Third time’s a charm…
If you look at the Pelikan fountain pen lineup there are a wide variety of models from the Twist to the m1000 and lots of options on either side. One of the bigger holes that remains is in the entry level market – something to compete with professional looking pens like the Pilot Metropolitan and Lamy Al-Star (the Pelikano and Twist may be seen as a bit too playful for the office). Enter the Pelikan Stola III. The Stola design is not new – but rather an evolution of the Stola II model with the addition of a fountain pen option (the Stola I and II only had a ballpoint and rollerball models and were not available in the US). The $36 price point puts it in the ballpark of other pens like the Eco, Safari, Prera, Metropolitan and Al-Star – but how does it hold up?
On the outside it features a very clean design with a layered matt-silver lacquered finish over a brass barrel and aluminum cap. The result is a pen that unposted is slightly smaller than the competition but weighs a little more – giving it a nice balance in your hand. The barrel cap and section are plastic while the clip features Pelikan’s iconic “beak” clip in black stainless steel. The design of the clip is a more modern open style design compared to the smaller traditional solid clips found on other Pelikan models – adding to the clean lines of the Stola. The clip is an excellent design, but can be a bit on the stiff side – I imagine this will lighten up with use.
The aluminum snap cap features the Pelikan name printed around the base while the logo is printed on the finial in black. Inside the cap is a plastic sleeve to keep the nib from drying out. The push to post with this cap can be a bit shaky if you don’t push it in securely, and for those with bigger hands you will definitely want to post this pen.
The pen comes with a long international cartridge in royal blue and can take the Pelikan Edelstein cartridges as well. While they don’t come out and say so I did discover that it will also take a standard Pelikan converter if you want to use bottled ink instead.
So how about the nib – how does it write? The steel nib only comes in a medium (M) size, and while it is quite nicely polished, I did notice the occasional skip but never any hard starts or scratchiness. The pen writes on the wet side and is quite stiff with no signs of flex but puts down line after line of text with ease. The lack of nib options is a bit odd as the competition have a wide range and here you only have one here – perhaps they will remedy this in the future as a fine or extra-fine would be a perfect match for standard copier paper. The single tone polished nib is finished off with the Pelikan logo and some simple scroll work, which is a nice compliment for a pen with such a clean design. The section here is round and may be a good alternative if you have always found the Lamy grip to be a poor match for your grip style.

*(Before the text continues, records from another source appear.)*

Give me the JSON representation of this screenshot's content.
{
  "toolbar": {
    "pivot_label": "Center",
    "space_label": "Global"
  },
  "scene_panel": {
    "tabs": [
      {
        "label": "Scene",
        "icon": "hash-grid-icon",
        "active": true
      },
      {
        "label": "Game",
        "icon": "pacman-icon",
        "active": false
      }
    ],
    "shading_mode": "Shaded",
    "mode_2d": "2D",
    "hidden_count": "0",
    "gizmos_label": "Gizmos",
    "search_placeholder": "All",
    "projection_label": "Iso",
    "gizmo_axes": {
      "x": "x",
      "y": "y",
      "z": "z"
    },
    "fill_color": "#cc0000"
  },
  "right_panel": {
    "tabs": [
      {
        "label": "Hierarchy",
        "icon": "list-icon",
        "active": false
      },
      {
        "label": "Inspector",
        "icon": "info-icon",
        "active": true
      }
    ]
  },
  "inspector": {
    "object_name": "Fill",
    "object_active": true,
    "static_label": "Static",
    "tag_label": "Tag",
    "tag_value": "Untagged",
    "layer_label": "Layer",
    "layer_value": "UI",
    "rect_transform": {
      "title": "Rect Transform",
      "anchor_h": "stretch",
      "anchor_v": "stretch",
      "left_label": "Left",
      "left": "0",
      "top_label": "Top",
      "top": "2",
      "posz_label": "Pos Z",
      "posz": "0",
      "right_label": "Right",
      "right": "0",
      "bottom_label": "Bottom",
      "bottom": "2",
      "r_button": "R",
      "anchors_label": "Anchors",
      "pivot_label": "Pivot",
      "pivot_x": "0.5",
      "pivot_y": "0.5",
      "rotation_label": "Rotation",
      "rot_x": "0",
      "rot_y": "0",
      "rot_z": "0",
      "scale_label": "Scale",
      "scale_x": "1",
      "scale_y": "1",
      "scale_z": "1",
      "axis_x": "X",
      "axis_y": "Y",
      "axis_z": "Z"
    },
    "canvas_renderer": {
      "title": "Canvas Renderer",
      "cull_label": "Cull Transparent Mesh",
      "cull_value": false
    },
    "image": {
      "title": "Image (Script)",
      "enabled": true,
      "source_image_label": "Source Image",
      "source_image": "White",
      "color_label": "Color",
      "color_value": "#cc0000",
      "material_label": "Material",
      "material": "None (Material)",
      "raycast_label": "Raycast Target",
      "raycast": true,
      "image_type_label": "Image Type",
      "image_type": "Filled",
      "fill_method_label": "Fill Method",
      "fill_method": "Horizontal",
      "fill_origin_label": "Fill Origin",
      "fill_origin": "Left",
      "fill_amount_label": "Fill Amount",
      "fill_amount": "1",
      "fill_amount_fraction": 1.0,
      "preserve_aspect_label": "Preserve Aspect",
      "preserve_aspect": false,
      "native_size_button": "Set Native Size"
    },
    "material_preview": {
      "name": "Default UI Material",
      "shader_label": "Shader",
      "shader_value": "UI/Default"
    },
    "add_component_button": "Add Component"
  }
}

Overall dimensions put this pen right in the ballpark of a Lamy Al-Star and Pilot Metropolitan at 4 .6″ (11.6cm) unposted and 6.25″(15.87cm) when posted. Weight depends on your preference – unposted it comes in at 20g(0.7oz) (which is a bit short for me) while adding the cap bumps it up to 32g(1.12oz).
The packaging is simple and yet quite well done featuring a heavy cardboard clamshell box with a black felt liner and ribbon to keep the pen in place. It’s a nicer design than the simple sleeve approach on the Lamy Safari/Al-Star and adds a little more protection to the pen during storage and shipping.
The Stola III is a great option in the entry level market, and with the addition of more nib options it should prove quite successful. I’d even go so far as to suggest some color options down the road that have made the Safari so popular – If you’re reading this Pelikan the following are just a few suggestions…
(Nutty Disclaimer: Pen Chalet provided the Stola III at no charge to Calligraphy Nut for review purposes – I was not required to write a positive review. The opinions I have expressed are my own. I am disclosing this in accordance with the Federal Trade Commission’s 16 CFR, Part 255: “Guides Concerning the Use of Endorsements and Testimonials in Advertising.”).